> What to do:
Among the lines of this material, find those holding the word "section" and report how many there are, with nothing added.

> Exercise data:
%%

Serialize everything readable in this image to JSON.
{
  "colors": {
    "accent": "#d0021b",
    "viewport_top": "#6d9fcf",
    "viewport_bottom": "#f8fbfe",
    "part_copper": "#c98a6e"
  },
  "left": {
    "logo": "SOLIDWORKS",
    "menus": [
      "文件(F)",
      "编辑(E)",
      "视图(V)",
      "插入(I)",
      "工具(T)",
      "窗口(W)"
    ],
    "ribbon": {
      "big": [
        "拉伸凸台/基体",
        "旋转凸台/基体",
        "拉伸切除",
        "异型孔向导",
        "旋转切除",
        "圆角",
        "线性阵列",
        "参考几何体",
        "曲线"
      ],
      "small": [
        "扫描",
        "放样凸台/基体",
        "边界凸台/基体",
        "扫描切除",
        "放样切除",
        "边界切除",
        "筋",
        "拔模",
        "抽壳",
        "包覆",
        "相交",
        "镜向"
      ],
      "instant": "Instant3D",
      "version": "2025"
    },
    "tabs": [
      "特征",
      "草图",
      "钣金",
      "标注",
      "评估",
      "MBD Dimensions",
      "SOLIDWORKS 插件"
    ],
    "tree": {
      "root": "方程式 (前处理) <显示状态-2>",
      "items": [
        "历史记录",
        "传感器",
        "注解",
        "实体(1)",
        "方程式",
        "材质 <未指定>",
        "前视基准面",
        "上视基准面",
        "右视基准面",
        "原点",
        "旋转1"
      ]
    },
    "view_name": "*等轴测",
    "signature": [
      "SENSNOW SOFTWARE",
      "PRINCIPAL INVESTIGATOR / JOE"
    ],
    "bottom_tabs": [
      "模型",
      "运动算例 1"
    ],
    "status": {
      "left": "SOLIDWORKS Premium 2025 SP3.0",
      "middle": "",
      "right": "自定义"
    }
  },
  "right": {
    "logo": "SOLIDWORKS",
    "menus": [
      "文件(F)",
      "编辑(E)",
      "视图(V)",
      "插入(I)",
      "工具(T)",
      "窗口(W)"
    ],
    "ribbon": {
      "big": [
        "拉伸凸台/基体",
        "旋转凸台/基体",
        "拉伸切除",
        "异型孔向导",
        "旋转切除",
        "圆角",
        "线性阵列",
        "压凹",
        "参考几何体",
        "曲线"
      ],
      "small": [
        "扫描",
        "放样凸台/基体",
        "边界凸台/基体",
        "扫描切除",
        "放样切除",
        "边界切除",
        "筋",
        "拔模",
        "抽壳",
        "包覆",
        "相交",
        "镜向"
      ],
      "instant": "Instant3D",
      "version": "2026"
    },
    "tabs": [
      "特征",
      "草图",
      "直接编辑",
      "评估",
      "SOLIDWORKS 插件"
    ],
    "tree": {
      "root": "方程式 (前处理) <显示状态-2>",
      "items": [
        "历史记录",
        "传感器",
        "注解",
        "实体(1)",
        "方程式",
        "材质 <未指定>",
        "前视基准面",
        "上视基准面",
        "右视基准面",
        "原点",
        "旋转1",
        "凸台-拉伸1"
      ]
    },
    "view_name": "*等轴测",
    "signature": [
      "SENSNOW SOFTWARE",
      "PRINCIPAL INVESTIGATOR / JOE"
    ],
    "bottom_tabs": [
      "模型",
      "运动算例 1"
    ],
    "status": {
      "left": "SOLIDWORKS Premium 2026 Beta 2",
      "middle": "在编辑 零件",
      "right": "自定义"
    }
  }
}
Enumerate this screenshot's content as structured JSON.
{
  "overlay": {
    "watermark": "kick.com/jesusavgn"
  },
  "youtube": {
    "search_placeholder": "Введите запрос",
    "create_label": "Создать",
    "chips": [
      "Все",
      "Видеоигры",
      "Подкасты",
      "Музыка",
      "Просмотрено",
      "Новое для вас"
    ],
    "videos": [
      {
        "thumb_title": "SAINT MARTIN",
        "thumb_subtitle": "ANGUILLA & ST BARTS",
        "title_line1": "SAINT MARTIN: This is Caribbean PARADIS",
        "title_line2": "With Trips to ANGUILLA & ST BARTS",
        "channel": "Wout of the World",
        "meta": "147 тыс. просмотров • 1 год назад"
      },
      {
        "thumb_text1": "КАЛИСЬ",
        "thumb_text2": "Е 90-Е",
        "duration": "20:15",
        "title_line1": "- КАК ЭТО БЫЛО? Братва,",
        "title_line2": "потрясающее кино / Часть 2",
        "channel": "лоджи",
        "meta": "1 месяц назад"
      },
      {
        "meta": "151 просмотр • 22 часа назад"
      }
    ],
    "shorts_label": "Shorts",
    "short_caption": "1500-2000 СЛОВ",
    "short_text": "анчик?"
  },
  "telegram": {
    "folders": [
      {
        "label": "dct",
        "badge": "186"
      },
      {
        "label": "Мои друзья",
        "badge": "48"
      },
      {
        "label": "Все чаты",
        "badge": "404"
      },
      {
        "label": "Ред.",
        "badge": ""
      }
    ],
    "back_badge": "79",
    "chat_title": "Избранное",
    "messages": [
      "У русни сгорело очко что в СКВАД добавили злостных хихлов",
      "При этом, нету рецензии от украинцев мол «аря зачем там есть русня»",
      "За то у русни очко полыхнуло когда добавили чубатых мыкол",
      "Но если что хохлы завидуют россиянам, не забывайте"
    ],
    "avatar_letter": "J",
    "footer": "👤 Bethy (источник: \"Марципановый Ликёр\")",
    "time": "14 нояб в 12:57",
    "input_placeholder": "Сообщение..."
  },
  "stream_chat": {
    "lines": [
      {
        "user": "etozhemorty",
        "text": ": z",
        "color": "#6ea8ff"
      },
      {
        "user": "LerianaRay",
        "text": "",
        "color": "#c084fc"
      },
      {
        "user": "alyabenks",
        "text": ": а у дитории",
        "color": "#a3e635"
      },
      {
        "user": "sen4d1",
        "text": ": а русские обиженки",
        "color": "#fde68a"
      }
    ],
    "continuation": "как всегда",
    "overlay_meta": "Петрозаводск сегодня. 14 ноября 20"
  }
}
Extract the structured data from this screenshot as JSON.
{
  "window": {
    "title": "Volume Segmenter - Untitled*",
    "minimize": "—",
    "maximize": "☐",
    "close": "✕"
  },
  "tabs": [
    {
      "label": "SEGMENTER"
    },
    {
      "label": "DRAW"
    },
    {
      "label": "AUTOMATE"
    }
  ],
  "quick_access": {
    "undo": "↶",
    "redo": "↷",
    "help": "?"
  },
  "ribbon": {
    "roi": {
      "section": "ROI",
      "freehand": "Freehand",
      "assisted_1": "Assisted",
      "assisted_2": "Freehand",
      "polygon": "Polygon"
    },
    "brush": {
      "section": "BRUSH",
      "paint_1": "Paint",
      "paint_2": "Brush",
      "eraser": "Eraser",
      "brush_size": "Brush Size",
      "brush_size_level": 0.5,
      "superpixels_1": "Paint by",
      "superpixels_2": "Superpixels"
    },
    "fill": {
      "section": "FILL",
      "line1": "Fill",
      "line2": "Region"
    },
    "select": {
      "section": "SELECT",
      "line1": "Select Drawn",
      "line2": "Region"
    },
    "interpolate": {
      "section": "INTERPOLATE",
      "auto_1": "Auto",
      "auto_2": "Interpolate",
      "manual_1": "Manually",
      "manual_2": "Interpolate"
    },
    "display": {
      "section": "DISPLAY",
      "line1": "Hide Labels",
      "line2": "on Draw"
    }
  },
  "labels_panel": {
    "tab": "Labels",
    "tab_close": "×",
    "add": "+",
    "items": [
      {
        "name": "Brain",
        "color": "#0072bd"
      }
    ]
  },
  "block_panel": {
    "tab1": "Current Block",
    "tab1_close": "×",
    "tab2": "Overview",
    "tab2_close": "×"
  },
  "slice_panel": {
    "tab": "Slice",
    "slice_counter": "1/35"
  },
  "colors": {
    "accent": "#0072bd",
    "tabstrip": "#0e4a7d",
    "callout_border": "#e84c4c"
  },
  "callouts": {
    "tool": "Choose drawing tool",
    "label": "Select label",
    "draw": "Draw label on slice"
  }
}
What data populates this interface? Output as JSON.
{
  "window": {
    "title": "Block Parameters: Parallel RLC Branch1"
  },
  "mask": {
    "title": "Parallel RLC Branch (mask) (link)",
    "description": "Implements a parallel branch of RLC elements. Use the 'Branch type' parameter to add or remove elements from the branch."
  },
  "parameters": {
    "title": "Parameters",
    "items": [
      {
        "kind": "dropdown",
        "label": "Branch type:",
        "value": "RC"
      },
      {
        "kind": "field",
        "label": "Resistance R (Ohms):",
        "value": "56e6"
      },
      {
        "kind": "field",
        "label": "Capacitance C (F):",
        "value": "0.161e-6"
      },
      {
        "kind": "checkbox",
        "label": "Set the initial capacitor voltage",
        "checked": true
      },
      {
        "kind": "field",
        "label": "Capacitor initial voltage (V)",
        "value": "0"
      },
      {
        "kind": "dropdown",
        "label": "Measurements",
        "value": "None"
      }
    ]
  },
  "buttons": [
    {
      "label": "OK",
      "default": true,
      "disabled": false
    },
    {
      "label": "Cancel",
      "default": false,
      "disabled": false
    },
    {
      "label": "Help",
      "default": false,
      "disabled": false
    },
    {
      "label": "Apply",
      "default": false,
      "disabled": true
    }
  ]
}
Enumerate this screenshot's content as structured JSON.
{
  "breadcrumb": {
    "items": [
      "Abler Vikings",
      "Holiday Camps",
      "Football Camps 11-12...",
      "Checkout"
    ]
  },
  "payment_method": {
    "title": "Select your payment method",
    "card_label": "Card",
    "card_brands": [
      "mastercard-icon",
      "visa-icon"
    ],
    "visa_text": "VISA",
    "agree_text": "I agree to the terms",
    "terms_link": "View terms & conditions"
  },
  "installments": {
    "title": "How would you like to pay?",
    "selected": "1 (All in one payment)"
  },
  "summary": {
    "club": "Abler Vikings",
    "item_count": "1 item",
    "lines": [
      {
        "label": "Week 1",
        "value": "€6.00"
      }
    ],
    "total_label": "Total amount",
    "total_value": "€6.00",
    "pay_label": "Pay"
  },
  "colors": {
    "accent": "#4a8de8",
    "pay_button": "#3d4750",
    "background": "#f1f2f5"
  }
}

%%

> Answer to this task:
6